Climate change, global warming and food security: Assessing the prospect for Kuwait using an economy-wide model

DOI: 10.48129/kjs.15943

Authors

  • Ayele Gelan Kuwait Institute for Scientific Research
  • Giles Atkinson London School of Economics

DOI:

https://doi.org/10.48129/kjs.15943

Abstract
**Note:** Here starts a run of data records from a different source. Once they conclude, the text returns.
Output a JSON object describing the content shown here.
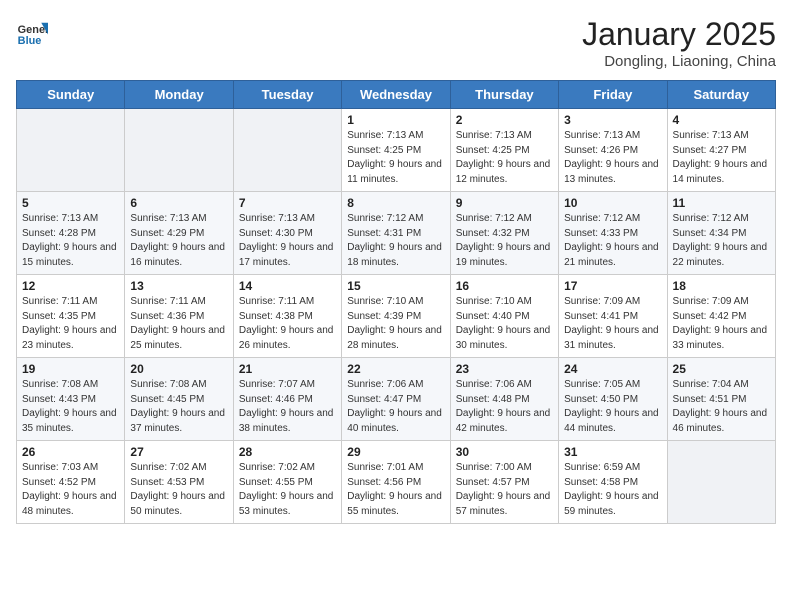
{
  "header": {
    "logo_general": "General",
    "logo_blue": "Blue",
    "title": "January 2025",
    "subtitle": "Dongling, Liaoning, China"
  },
  "days_of_week": [
    "Sunday",
    "Monday",
    "Tuesday",
    "Wednesday",
    "Thursday",
    "Friday",
    "Saturday"
  ],
  "weeks": [
    [
      {
        "day": "",
        "empty": true
      },
      {
        "day": "",
        "empty": true
      },
      {
        "day": "",
        "empty": true
      },
      {
        "day": "1",
        "sunrise": "7:13 AM",
        "sunset": "4:25 PM",
        "daylight": "9 hours and 11 minutes."
      },
      {
        "day": "2",
        "sunrise": "7:13 AM",
        "sunset": "4:25 PM",
        "daylight": "9 hours and 12 minutes."
      },
      {
        "day": "3",
        "sunrise": "7:13 AM",
        "sunset": "4:26 PM",
        "daylight": "9 hours and 13 minutes."
      },
      {
        "day": "4",
        "sunrise": "7:13 AM",
        "sunset": "4:27 PM",
        "daylight": "9 hours and 14 minutes."
      }
    ],
    [
      {
        "day": "5",
        "sunrise": "7:13 AM",
        "sunset": "4:28 PM",
        "daylight": "9 hours and 15 minutes."
      },
      {
        "day": "6",
        "sunrise": "7:13 AM",
        "sunset": "4:29 PM",
        "daylight": "9 hours and 16 minutes."
      },
      {
        "day": "7",
        "sunrise": "7:13 AM",
        "sunset": "4:30 PM",
        "daylight": "9 hours and 17 minutes."
      },
      {
        "day": "8",
        "sunrise": "7:12 AM",
        "sunset": "4:31 PM",
        "daylight": "9 hours and 18 minutes."
      },
      {
        "day": "9",
        "sunrise": "7:12 AM",
        "sunset": "4:32 PM",
        "daylight": "9 hours and 19 minutes."
      },
      {
        "day": "10",
        "sunrise": "7:12 AM",
        "sunset": "4:33 PM",
        "daylight": "9 hours and 21 minutes."
      },
      {
        "day": "11",
        "sunrise": "7:12 AM",
        "sunset": "4:34 PM",
        "daylight": "9 hours and 22 minutes."
      }
    ],
    [
      {
        "day": "12",
        "sunrise": "7:11 AM",
        "sunset": "4:35 PM",
        "daylight": "9 hours and 23 minutes."
      },
      {
        "day": "13",
        "sunrise": "7:11 AM",
        "sunset": "4:36 PM",
        "daylight": "9 hours and 25 minutes."
      },
      {
        "day": "14",
        "sunrise": "7:11 AM",
        "sunset": "4:38 PM",
        "daylight": "9 hours and 26 minutes."
      },
      {
        "day": "15",
        "sunrise": "7:10 AM",
        "sunset": "4:39 PM",
        "daylight": "9 hours and 28 minutes."
      },
      {
        "day": "16",
        "sunrise": "7:10 AM",
        "sunset": "4:40 PM",
        "daylight": "9 hours and 30 minutes."
      },
      {
        "day": "17",
        "sunrise": "7:09 AM",
        "sunset": "4:41 PM",
        "daylight": "9 hours and 31 minutes."
      },
      {
        "day": "18",
        "sunrise": "7:09 AM",
        "sunset": "4:42 PM",
        "daylight": "9 hours and 33 minutes."
      }
    ],
    [
      {
        "day": "19",
        "sunrise": "7:08 AM",
        "sunset": "4:43 PM",
        "daylight": "9 hours and 35 minutes."
      },
      {
        "day": "20",
        "sunrise": "7:08 AM",
        "sunset": "4:45 PM",
        "daylight": "9 hours and 37 minutes."
      },
      {
        "day": "21",
        "sunrise": "7:07 AM",
        "sunset": "4:46 PM",
        "daylight": "9 hours and 38 minutes."
      },
      {
        "day": "22",
        "sunrise": "7:06 AM",
        "sunset": "4:47 PM",
        "daylight": "9 hours and 40 minutes."
      },
      {
        "day": "23",
        "sunrise": "7:06 AM",
        "sunset": "4:48 PM",
        "daylight": "9 hours and 42 minutes."
      },
      {
        "day": "24",
        "sunrise": "7:05 AM",
        "sunset": "4:50 PM",
        "daylight": "9 hours and 44 minutes."
      },
      {
        "day": "25",
        "sunrise": "7:04 AM",
        "sunset": "4:51 PM",
        "daylight": "9 hours and 46 minutes."
      }
    ],
    [
      {
        "day": "26",
        "sunrise": "7:03 AM",
        "sunset": "4:52 PM",
        "daylight": "9 hours and 48 minutes."
      },
      {
        "day": "27",
        "sunrise": "7:02 AM",
        "sunset": "4:53 PM",
        "daylight": "9 hours and 50 minutes."
      },
      {
        "day": "28",
        "sunrise": "7:02 AM",
        "sunset": "4:55 PM",
        "daylight": "9 hours and 53 minutes."
      },
      {
        "day": "29",
        "sunrise": "7:01 AM",
        "sunset": "4:56 PM",
        "daylight": "9 hours and 55 minutes."
      },
      {
        "day": "30",
        "sunrise": "7:00 AM",
        "sunset": "4:57 PM",
        "daylight": "9 hours and 57 minutes."
      },
      {
        "day": "31",
        "sunrise": "6:59 AM",
        "sunset": "4:58 PM",
        "daylight": "9 hours and 59 minutes."
      },
      {
        "day": "",
        "empty": true
      }
    ]
  ]
}
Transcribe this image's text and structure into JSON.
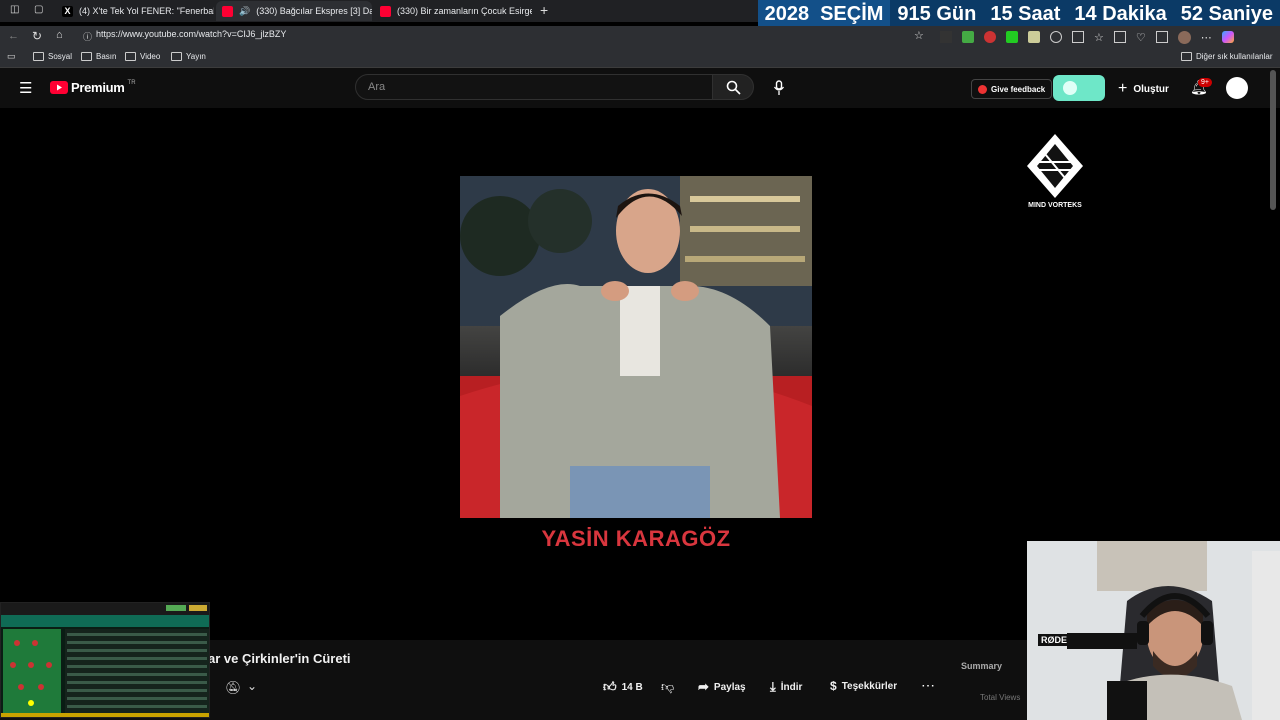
{
  "browser": {
    "tabs": [
      {
        "title": "(4) X'te Tek Yol FENER: \"Fenerbah",
        "favicon": "x-icon"
      },
      {
        "title": "(330) Bağcılar Ekspres [3] Da",
        "favicon": "youtube-icon"
      },
      {
        "title": "(330) Bir zamanların Çocuk Esirge",
        "favicon": "youtube-icon"
      }
    ],
    "url": "https://www.youtube.com/watch?v=CIJ6_jlzBZY",
    "bookmarks": [
      "Sosyal",
      "Basın",
      "Video",
      "Yayın"
    ],
    "other_bookmarks": "Diğer sık kullanılanlar"
  },
  "countdown": {
    "year": "2028",
    "label": "SEÇİM",
    "days": "915 Gün",
    "hours": "15 Saat",
    "minutes": "14 Dakika",
    "seconds": "52 Saniye"
  },
  "youtube": {
    "logo": "Premium",
    "region": "TR",
    "search_placeholder": "Ara",
    "feedback": "Give feedback",
    "create": "Oluştur",
    "notifications": "9+"
  },
  "video": {
    "person_name": "YASİN KARAGÖZ",
    "brand": "MIND VORTEKS",
    "title_visible": "ar ve Çirkinler'in Cüreti",
    "likes": "14 B",
    "share": "Paylaş",
    "download": "İndir",
    "thanks": "Teşekkürler",
    "summary": "Summary",
    "total_views": "Total Views"
  },
  "webcam": {
    "mic_label": "RØDE"
  },
  "colors": {
    "countdown_bg": "#0b3a66",
    "name_red": "#d9363e",
    "toggle_teal": "#6ee7c8",
    "yt_red": "#ff0033"
  }
}
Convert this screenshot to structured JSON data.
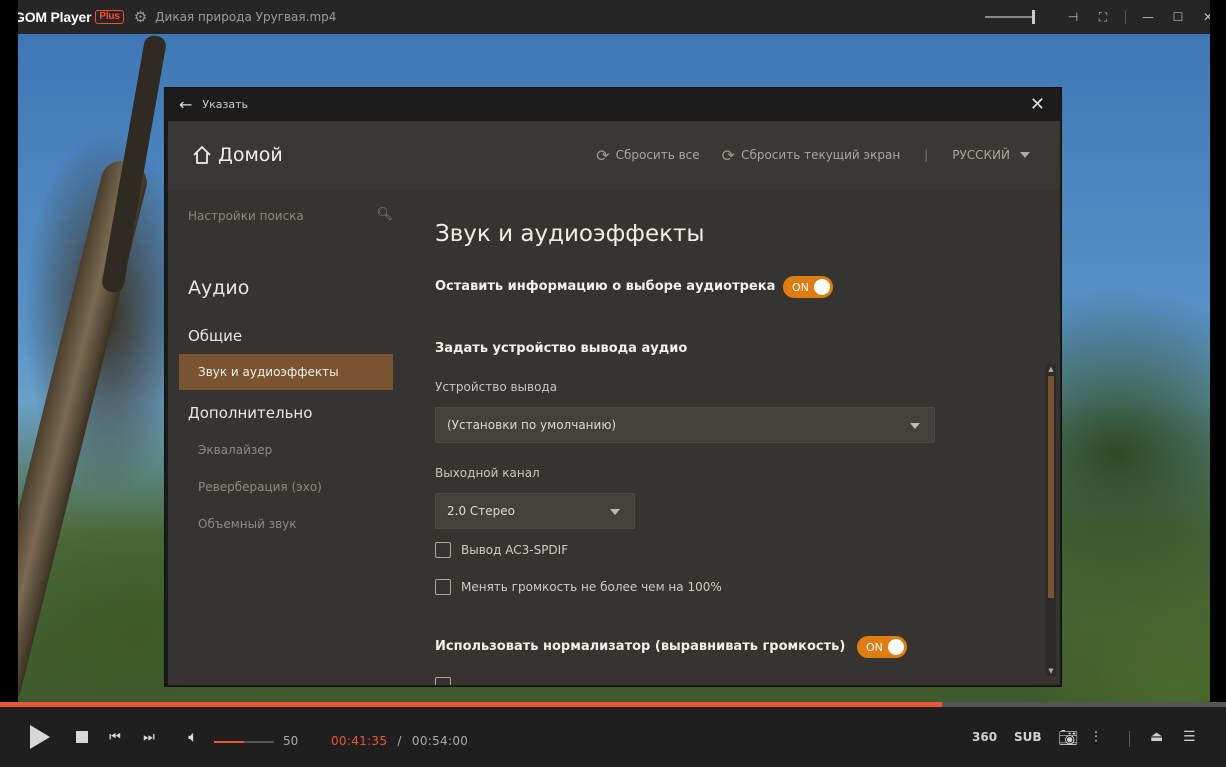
{
  "titlebar": {
    "app_name": "GOM Player",
    "plus_label": "Plus",
    "file_name": "Дикая природа Уругвая.mp4"
  },
  "colors": {
    "accent": "#e07d12",
    "active_item": "#7a5430",
    "progress": "#e8573a"
  },
  "dialog": {
    "title": "Указать",
    "home_label": "Домой",
    "reset_all": "Сбросить все",
    "reset_current": "Сбросить текущий экран",
    "separator": "|",
    "language": "РУССКИЙ"
  },
  "sidebar": {
    "search_placeholder": "Настройки поиска",
    "category": "Аудио",
    "groups": {
      "general": "Общие",
      "advanced": "Дополнительно"
    },
    "items": [
      {
        "label": "Звук и аудиоэффекты",
        "active": true
      },
      {
        "label": "Эквалайзер",
        "active": false
      },
      {
        "label": "Реверберация (эхо)",
        "active": false
      },
      {
        "label": "Объемный звук",
        "active": false
      }
    ]
  },
  "content": {
    "heading": "Звук и аудиоэффекты",
    "keep_track_label": "Оставить информацию о выборе аудиотрека",
    "keep_track_toggle": "ON",
    "output_section": "Задать устройство вывода аудио",
    "device_label": "Устройство вывода",
    "device_value": "(Установки по умолчанию)",
    "channel_label": "Выходной канал",
    "channel_value": "2.0 Стерео",
    "check_ac3": "Вывод AC3-SPDIF",
    "check_volume": "Менять громкость не более чем на 100%",
    "normalizer_label": "Использовать нормализатор (выравнивать громкость)",
    "normalizer_toggle": "ON"
  },
  "player": {
    "progress_fraction": 0.768,
    "volume_level": 50,
    "volume_value": "50",
    "current_time": "00:41:35",
    "time_separator": "/",
    "total_time": "00:54:00",
    "btn_360": "360",
    "btn_sub": "SUB"
  }
}
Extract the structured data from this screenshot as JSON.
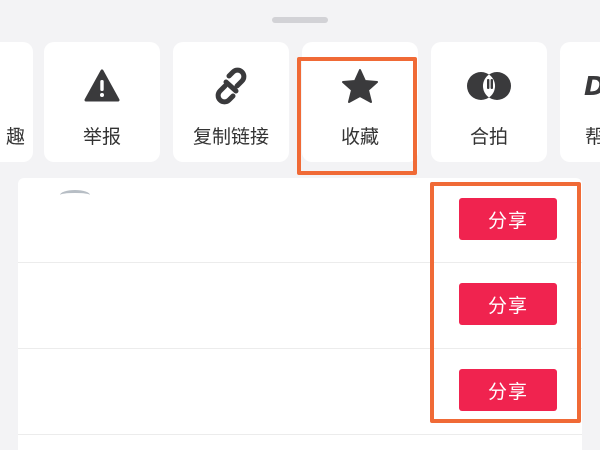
{
  "share_panel": {
    "actions": [
      {
        "id": "partial-left",
        "label": "趣",
        "icon": "partial"
      },
      {
        "id": "report",
        "label": "举报",
        "icon": "warning-icon"
      },
      {
        "id": "copy-link",
        "label": "复制链接",
        "icon": "link-icon"
      },
      {
        "id": "favorite",
        "label": "收藏",
        "icon": "star-icon"
      },
      {
        "id": "duet",
        "label": "合拍",
        "icon": "duet-icon"
      },
      {
        "id": "partial-right",
        "label": "帮",
        "icon": "partial"
      }
    ],
    "right_partial_glyph": "D"
  },
  "share_list": {
    "rows": [
      {
        "button_label": "分享"
      },
      {
        "button_label": "分享"
      },
      {
        "button_label": "分享"
      }
    ]
  },
  "colors": {
    "share_button": "#f0234f",
    "highlight_border": "#f06a36",
    "icon": "#3a3a3c",
    "panel_bg": "#f3f3f5"
  }
}
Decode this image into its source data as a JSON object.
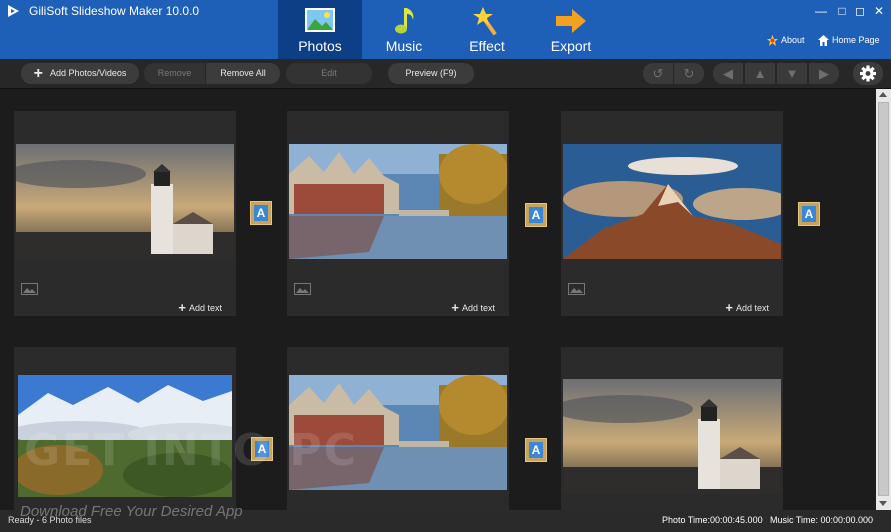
{
  "app": {
    "title": "GiliSoft Slideshow Maker 10.0.0"
  },
  "nav": [
    {
      "label": "Photos",
      "icon": "photos-icon",
      "active": true
    },
    {
      "label": "Music",
      "icon": "music-note-icon",
      "active": false
    },
    {
      "label": "Effect",
      "icon": "magic-wand-icon",
      "active": false
    },
    {
      "label": "Export",
      "icon": "export-arrow-icon",
      "active": false
    }
  ],
  "links": {
    "about": "About",
    "home": "Home Page"
  },
  "toolbar": {
    "add": "Add Photos/Videos",
    "remove": "Remove",
    "remove_all": "Remove All",
    "edit": "Edit",
    "preview": "Preview (F9)"
  },
  "cards": [
    {
      "add_text": "Add text",
      "scene": "lighthouse"
    },
    {
      "add_text": "Add text",
      "scene": "canal"
    },
    {
      "add_text": "Add text",
      "scene": "mountain"
    },
    {
      "add_text": "",
      "scene": "valley"
    },
    {
      "add_text": "",
      "scene": "canal"
    },
    {
      "add_text": "",
      "scene": "lighthouse"
    }
  ],
  "transition_label": "A",
  "watermark": {
    "big": "GET INTO PC",
    "small": "Download Free Your Desired App"
  },
  "status": {
    "text": "Ready - 6 Photo files",
    "photo_time": "Photo Time:00:00:45.000",
    "music_time": "Music Time:  00:00:00.000"
  },
  "colors": {
    "titlebar": "#1e5fb8",
    "active_tab": "#0d3f86",
    "workspace": "#1c1c1c"
  }
}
This study is concerned with food security effects of climate change and global warming in Kuwait.  The Intergovernmental Panel on Climate Change (IPCC) has a system of monitoring the impacts of human activities on climate change and global warming has essentially remained a top-down and falls out of favour among end user communities. The needs of policymakers at national scale have remained peripherals. Kuwait’s food security is a good case to illustrate the fact that the IPCCs global scenarios are far removed from the concerns of national policymaking at national scale.  The study is implemented by applying a recursive dynamic computable general equilibrium (CGE) model for Kuwait and calibrating it on Kuwaiti data to examine food security impacts of the five IPCC’s Shared Socio-economic Pathways (SSP). The Kuwaiti national model is softly linked to the global model by constructing a world food price index (WPI) from global excess demand for food. The simulation results indicated asymmetrical impacts of IPCC’s SSP on Kuwait’s agriculture and food processing industries.  The “high growth scenario” or the “busines as usual scenario” is associated with maximum food price increase in the world market in the long run. This favours primary food production because agricultural production becomes feasible. The “sustainability scenario”, strict enforcements of global climate change policies, leads to the lowest global food price increase in the long run.  This favours the food-processing sector since low world market price means food-processing industries will get cheap imports for further processing. IPCC models have little to offer in explaining food security impacts in already arid and heavily food import dependent countries like Kuwait. These countries would greatly benefit by enhancing national capacities that consider specific country circumstances to assess food security implications of global warming scenarios.

Author Biography

Giles Atkinson, London School of Economics

Giles Atkinson is Professor of Economics, School of Geography and Environment, London School of Economics. 

Published

08-01-2022

Issue

Section

Earth & Environment